Read books about yoga that inspire you. I have a list of some of my favorite over on the right-hand side of this blog. Just don't go crazy and start overanalyzing everything - keep it simple!

Keep studying your dialogue. I said it before but I'll say it again. Most studios want dialogue. Don't think, "oh, I'll study it more once I have work." That's backwards. Learn the material, get your shit together, and the work will come to you! This is especially true for the newbies. You don't have to be perfect (because perfection doesn't exist), but don't get complacent, either. I know teachers who have been teaching for 5+ years and still look at the dialogue every day. Just keep trying the right way.

And yes, go back and visit teacher training if you have the ability. It can be illuminating. I've been back twice now. The first visit was overwhelming, but the second one was incredible.

Teaching Overseas

I haven't done this yet, but there are definitely opportunities overseas. (I guess I should specify that I am American and writing this from the USA perspective.) Australia seems to be going crazy for Bikram, and there are lots of opportunities down under for teachers under age 30 (due to a quirk of their immigration rules). Sounds like fun!

Studio Ownership

I left this out on purpose because you really have to get some experience as a teacher before you can be a good studio owner - you can't put the cart before the horse! I think HQ requires a minimum 6 months or 100 classes experience before opening a studio (or something like that - maybe somebody can correct me here). In my opinion, that's still an awfully short amount of time. I wouldn't have felt prepared to be responsible for a whole studio after only 6 months! But of course a lot of people go to training from areas where Bikram yoga doesn't exist yet, with the specific purpose of opening a studio in their home town/country, and that's fabulous.

Opening a studio will cost about $150,000 on average, so you have to spend a lot of money to make money. But a lot of studio owners do quite well for themselves after a couple years in business. 

I might open a studio one day, but at the moment I'm not even remotely interested. Owning a studio will almost definitely cut into your teaching and practice time, plus it gives you a whole pile of extra responsibilities. I am very happy to operate as a full-time teacher with no extra worries - it lets me have more fun.

And Finally...

My friend Nikhil suggested that I should revisit the original question. 

I wrote about the question that people are most inclined to ask: "Can you make a living by teaching Bikram yoga?" 

But here's a better question, the one that is always in the air at the beginning of teacher training: "Do you want to change your life?"

It's a personal question. The answer is up to you. But if you are somebody who wants the life of a teacher, then I sincerely hope that this discussion will help you!

Comments are always welcome.

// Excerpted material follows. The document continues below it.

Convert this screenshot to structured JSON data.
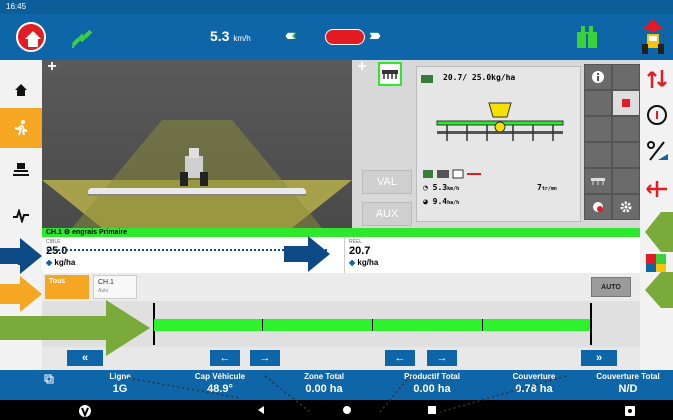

I try to read and answer all of them. 

1 comment:

Anonymous said...

Maybe you could address the fact that teachers now will have to deal with deciding whether or not they are going to "break" their contractual agreement in order to be able to teach by teaching at what are now mostly unaffiliated studios.

This is a WHOLE new issue coming up for brand new teachers (even old ones alike) who will be struggling to find work anyway AND abide by their agreement to only teach at affiliated studios. 3/4 of the studios in the US right now have not signed Bikram's new terms.